A Little Surprised... Aug. 24 2006
By L. Rich - Published on Amazon.com
Format: Hardcover
I am currently reading/studying this book and have found it be a bit choppy and not very well written. For a book of this magnitude I would have expected that a outline of the book to be written in chapter one. This book is about cartography but no definition is given until chapter two (it is assumed in the intro and panels). I just expected more and am currently looking for a supplimentary book to this one.
1 of 1 people found the following review helpful
A little outdated, but good overall review of the profession/subject as a while March 2 2014
By Brandi Kiehl - Published on Amazon.com
Format: Hardcover Verified Purchase
A little old and outdated, but it did the job. It explained what my professor didn't. Good book for beginners or those that do not understand what cartography is. I kept the book. I found it to be too informative and valuable to sell.
1 of 1 people found the following review helpful
Cartography - must have title June 25 2006
By Zorko Sostaric - Published on Amazon.com
Format: Hardcover
This book is very valuable source of information for anyone wanting to learn or refresh his knowledge of cartographic principles. Great variety of topics is covered in details and well illustrated so understanding of topics should not be too difficult to grasp.

It is a little bit weak on modern GIS systems section and cartographic capabilities of those. It is understandable since it is 10 years old now. It would be good to have more pictures in the full colour section.
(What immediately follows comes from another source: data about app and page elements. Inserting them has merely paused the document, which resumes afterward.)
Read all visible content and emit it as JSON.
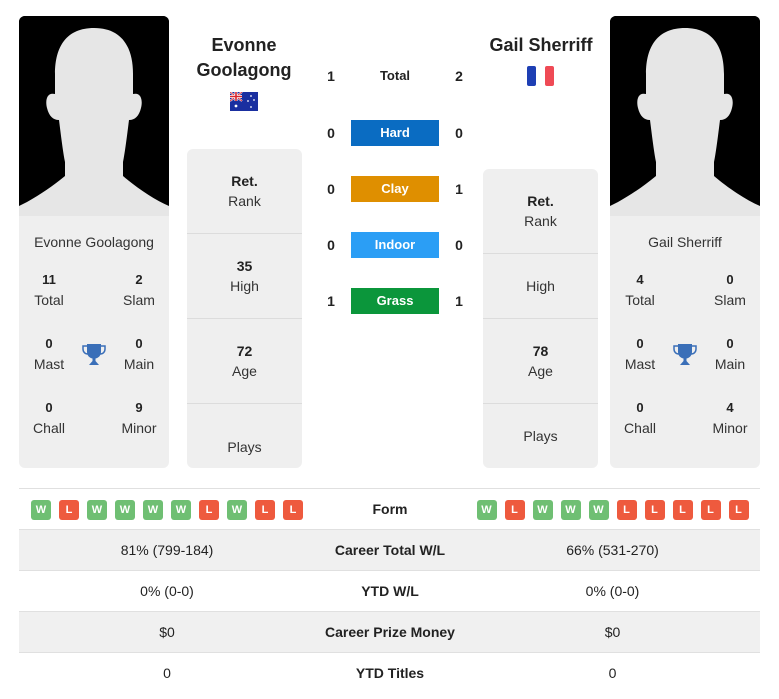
{
  "player1": {
    "name_line1": "Evonne",
    "name_line2": "Goolagong",
    "card_name": "Evonne Goolagong",
    "flag": "australia-flag",
    "rank": {
      "value": "Ret.",
      "label": "Rank"
    },
    "high": {
      "value": "35",
      "label": "High"
    },
    "age": {
      "value": "72",
      "label": "Age"
    },
    "plays": {
      "value": "",
      "label": "Plays"
    },
    "titles": {
      "total": {
        "value": "11",
        "label": "Total"
      },
      "slam": {
        "value": "2",
        "label": "Slam"
      },
      "mast": {
        "value": "0",
        "label": "Mast"
      },
      "main": {
        "value": "0",
        "label": "Main"
      },
      "chall": {
        "value": "0",
        "label": "Chall"
      },
      "minor": {
        "value": "9",
        "label": "Minor"
      }
    },
    "form": [
      "W",
      "L",
      "W",
      "W",
      "W",
      "W",
      "L",
      "W",
      "L",
      "L"
    ]
  },
  "player2": {
    "name": "Gail Sherriff",
    "card_name": "Gail Sherriff",
    "flag": "france-flag",
    "rank": {
      "value": "Ret.",
      "label": "Rank"
    },
    "high": {
      "value": "",
      "label": "High"
    },
    "age": {
      "value": "78",
      "label": "Age"
    },
    "plays": {
      "value": "",
      "label": "Plays"
    },
    "titles": {
      "total": {
        "value": "4",
        "label": "Total"
      },
      "slam": {
        "value": "0",
        "label": "Slam"
      },
      "mast": {
        "value": "0",
        "label": "Mast"
      },
      "main": {
        "value": "0",
        "label": "Main"
      },
      "chall": {
        "value": "0",
        "label": "Chall"
      },
      "minor": {
        "value": "4",
        "label": "Minor"
      }
    },
    "form": [
      "W",
      "L",
      "W",
      "W",
      "W",
      "L",
      "L",
      "L",
      "L",
      "L"
    ]
  },
  "h2h": {
    "total": {
      "label": "Total",
      "p1": "1",
      "p2": "2"
    },
    "surfaces": [
      {
        "label": "Hard",
        "p1": "0",
        "p2": "0",
        "color": "#0a6cc2"
      },
      {
        "label": "Clay",
        "p1": "0",
        "p2": "1",
        "color": "#df8f00"
      },
      {
        "label": "Indoor",
        "p1": "0",
        "p2": "0",
        "color": "#2b9ef5"
      },
      {
        "label": "Grass",
        "p1": "1",
        "p2": "1",
        "color": "#0b963b"
      }
    ]
  },
  "stats": {
    "form_label": "Form",
    "rows": [
      {
        "label": "Career Total W/L",
        "p1": "81% (799-184)",
        "p2": "66% (531-270)"
      },
      {
        "label": "YTD W/L",
        "p1": "0% (0-0)",
        "p2": "0% (0-0)"
      },
      {
        "label": "Career Prize Money",
        "p1": "$0",
        "p2": "$0"
      },
      {
        "label": "YTD Titles",
        "p1": "0",
        "p2": "0"
      }
    ]
  },
  "colors": {
    "win": "#6fbf73",
    "loss": "#ee5a3e",
    "trophy": "#3a6fb8"
  }
}
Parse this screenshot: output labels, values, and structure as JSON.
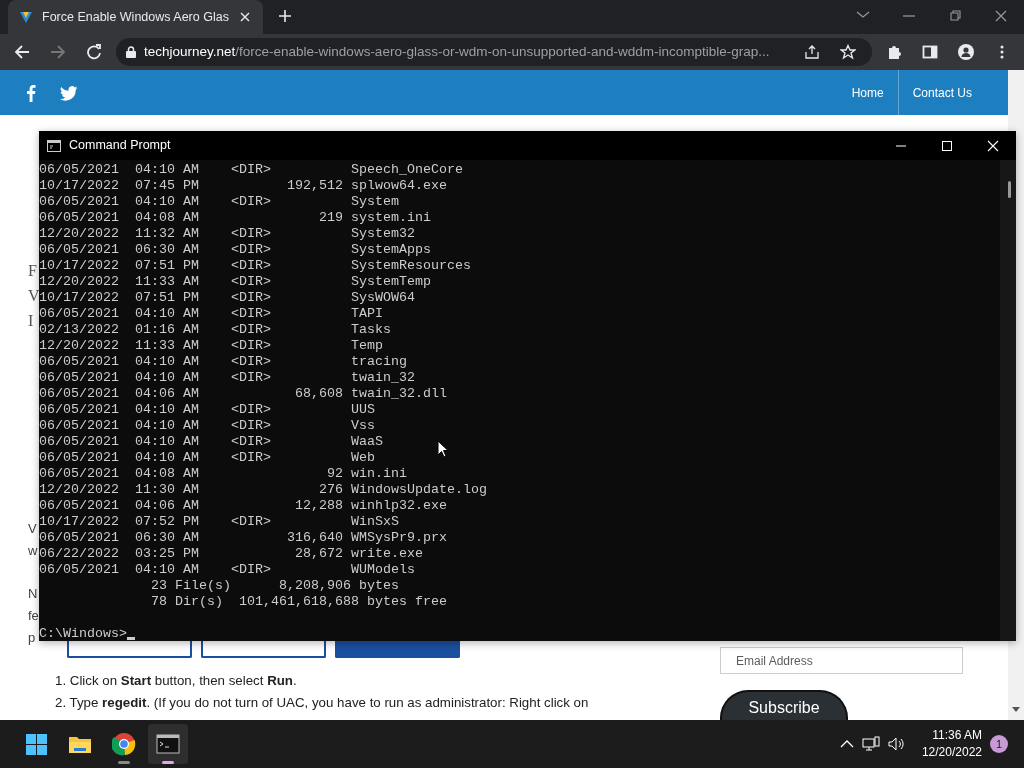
{
  "browser": {
    "tab": {
      "title": "Force Enable Windows Aero Glas",
      "selected": true
    },
    "address": {
      "domain": "techjourney.net",
      "path": "/force-enable-windows-aero-glass-or-wdm-on-unsupported-and-wddm-incomptible-grap..."
    },
    "back_disabled": false,
    "forward_disabled": true
  },
  "site": {
    "nav": [
      {
        "label": "Home"
      },
      {
        "label": "Contact Us"
      }
    ],
    "heading_fragments": [
      "F",
      "V",
      "I"
    ],
    "paragraph_fragments": [
      [
        "V",
        "w"
      ],
      [
        "N",
        "fe",
        "p"
      ]
    ],
    "buttons": [
      {
        "kind": "outline"
      },
      {
        "kind": "outline"
      },
      {
        "kind": "filled"
      }
    ],
    "steps": [
      {
        "number": "1.",
        "text": "Click on **Start** button, then select **Run**."
      },
      {
        "number": "2.",
        "text": "Type **regedit**. (If you do not turn of UAC, you have to run as administrator: Right click on"
      }
    ],
    "email": {
      "placeholder": "Email Address"
    },
    "subscribe": "Subscribe"
  },
  "console": {
    "title": "Command Prompt",
    "entries": [
      {
        "date": "06/05/2021",
        "time": "04:10 AM",
        "kind": "dir",
        "size": "<DIR>",
        "name": "Speech_OneCore"
      },
      {
        "date": "10/17/2022",
        "time": "07:45 PM",
        "kind": "file",
        "size": "192,512",
        "name": "splwow64.exe"
      },
      {
        "date": "06/05/2021",
        "time": "04:10 AM",
        "kind": "dir",
        "size": "<DIR>",
        "name": "System"
      },
      {
        "date": "06/05/2021",
        "time": "04:08 AM",
        "kind": "file",
        "size": "219",
        "name": "system.ini"
      },
      {
        "date": "12/20/2022",
        "time": "11:32 AM",
        "kind": "dir",
        "size": "<DIR>",
        "name": "System32"
      },
      {
        "date": "06/05/2021",
        "time": "06:30 AM",
        "kind": "dir",
        "size": "<DIR>",
        "name": "SystemApps"
      },
      {
        "date": "10/17/2022",
        "time": "07:51 PM",
        "kind": "dir",
        "size": "<DIR>",
        "name": "SystemResources"
      },
      {
        "date": "12/20/2022",
        "time": "11:33 AM",
        "kind": "dir",
        "size": "<DIR>",
        "name": "SystemTemp"
      },
      {
        "date": "10/17/2022",
        "time": "07:51 PM",
        "kind": "dir",
        "size": "<DIR>",
        "name": "SysWOW64"
      },
      {
        "date": "06/05/2021",
        "time": "04:10 AM",
        "kind": "dir",
        "size": "<DIR>",
        "name": "TAPI"
      },
      {
        "date": "02/13/2022",
        "time": "01:16 AM",
        "kind": "dir",
        "size": "<DIR>",
        "name": "Tasks"
      },
      {
        "date": "12/20/2022",
        "time": "11:33 AM",
        "kind": "dir",
        "size": "<DIR>",
        "name": "Temp"
      },
      {
        "date": "06/05/2021",
        "time": "04:10 AM",
        "kind": "dir",
        "size": "<DIR>",
        "name": "tracing"
      },
      {
        "date": "06/05/2021",
        "time": "04:10 AM",
        "kind": "dir",
        "size": "<DIR>",
        "name": "twain_32"
      },
      {
        "date": "06/05/2021",
        "time": "04:06 AM",
        "kind": "file",
        "size": "68,608",
        "name": "twain_32.dll"
      },
      {
        "date": "06/05/2021",
        "time": "04:10 AM",
        "kind": "dir",
        "size": "<DIR>",
        "name": "UUS"
      },
      {
        "date": "06/05/2021",
        "time": "04:10 AM",
        "kind": "dir",
        "size": "<DIR>",
        "name": "Vss"
      },
      {
        "date": "06/05/2021",
        "time": "04:10 AM",
        "kind": "dir",
        "size": "<DIR>",
        "name": "WaaS"
      },
      {
        "date": "06/05/2021",
        "time": "04:10 AM",
        "kind": "dir",
        "size": "<DIR>",
        "name": "Web"
      },
      {
        "date": "06/05/2021",
        "time": "04:08 AM",
        "kind": "file",
        "size": "92",
        "name": "win.ini"
      },
      {
        "date": "12/20/2022",
        "time": "11:30 AM",
        "kind": "file",
        "size": "276",
        "name": "WindowsUpdate.log"
      },
      {
        "date": "06/05/2021",
        "time": "04:06 AM",
        "kind": "file",
        "size": "12,288",
        "name": "winhlp32.exe"
      },
      {
        "date": "10/17/2022",
        "time": "07:52 PM",
        "kind": "dir",
        "size": "<DIR>",
        "name": "WinSxS"
      },
      {
        "date": "06/05/2021",
        "time": "06:30 AM",
        "kind": "file",
        "size": "316,640",
        "name": "WMSysPr9.prx"
      },
      {
        "date": "06/22/2022",
        "time": "03:25 PM",
        "kind": "file",
        "size": "28,672",
        "name": "write.exe"
      },
      {
        "date": "06/05/2021",
        "time": "04:10 AM",
        "kind": "dir",
        "size": "<DIR>",
        "name": "WUModels"
      }
    ],
    "summary": [
      {
        "count": "23",
        "unit": "File(s)",
        "amount": "8,208,906 bytes"
      },
      {
        "count": "78",
        "unit": "Dir(s)",
        "amount": "101,461,618,688 bytes free"
      }
    ],
    "prompt": "C:\\Windows>"
  },
  "taskbar": {
    "apps": [
      {
        "kind": "start",
        "active": false
      },
      {
        "kind": "folder",
        "active": false
      },
      {
        "kind": "chrome",
        "active": false
      },
      {
        "kind": "terminal",
        "active": true
      }
    ],
    "time": "11:36 AM",
    "date": "12/20/2022",
    "notifications": "1"
  }
}
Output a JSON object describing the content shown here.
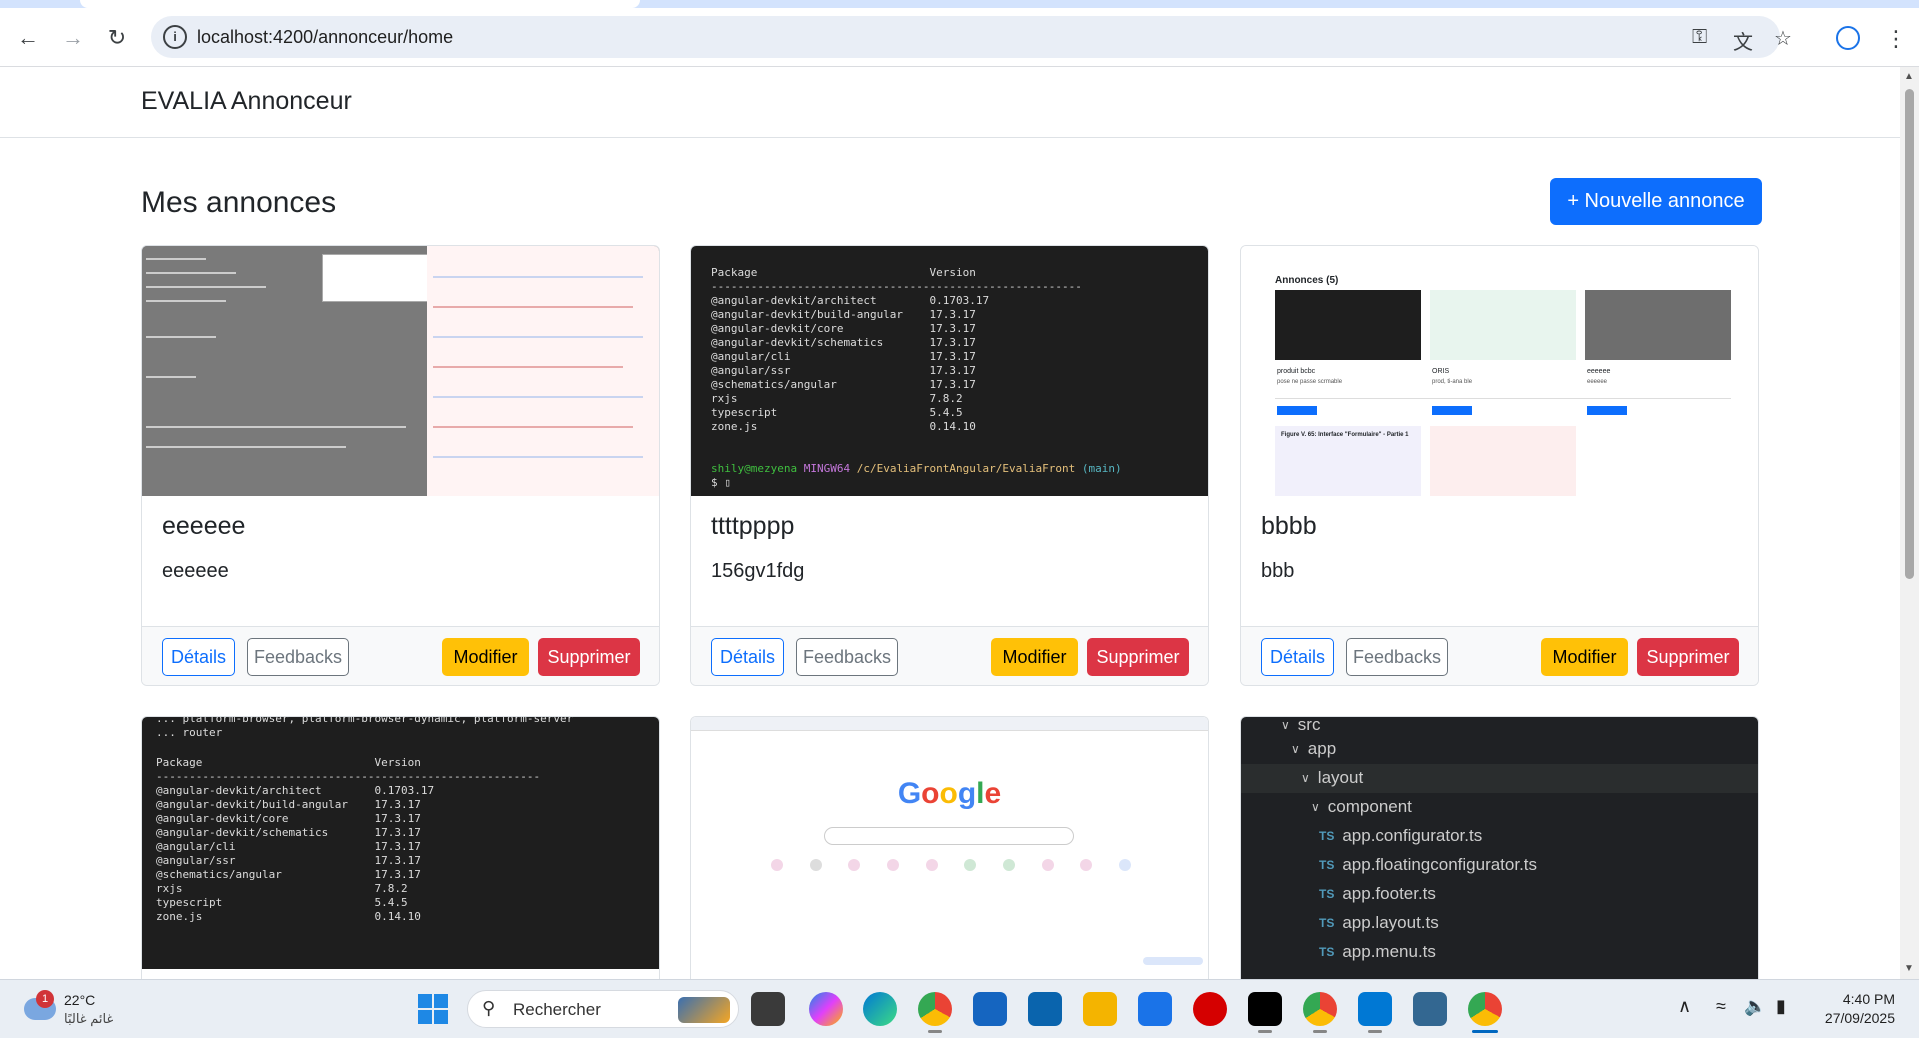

This book is used as a reference book for lot of other materials and for a good reason.

Product Images from Customers

Search


Feedback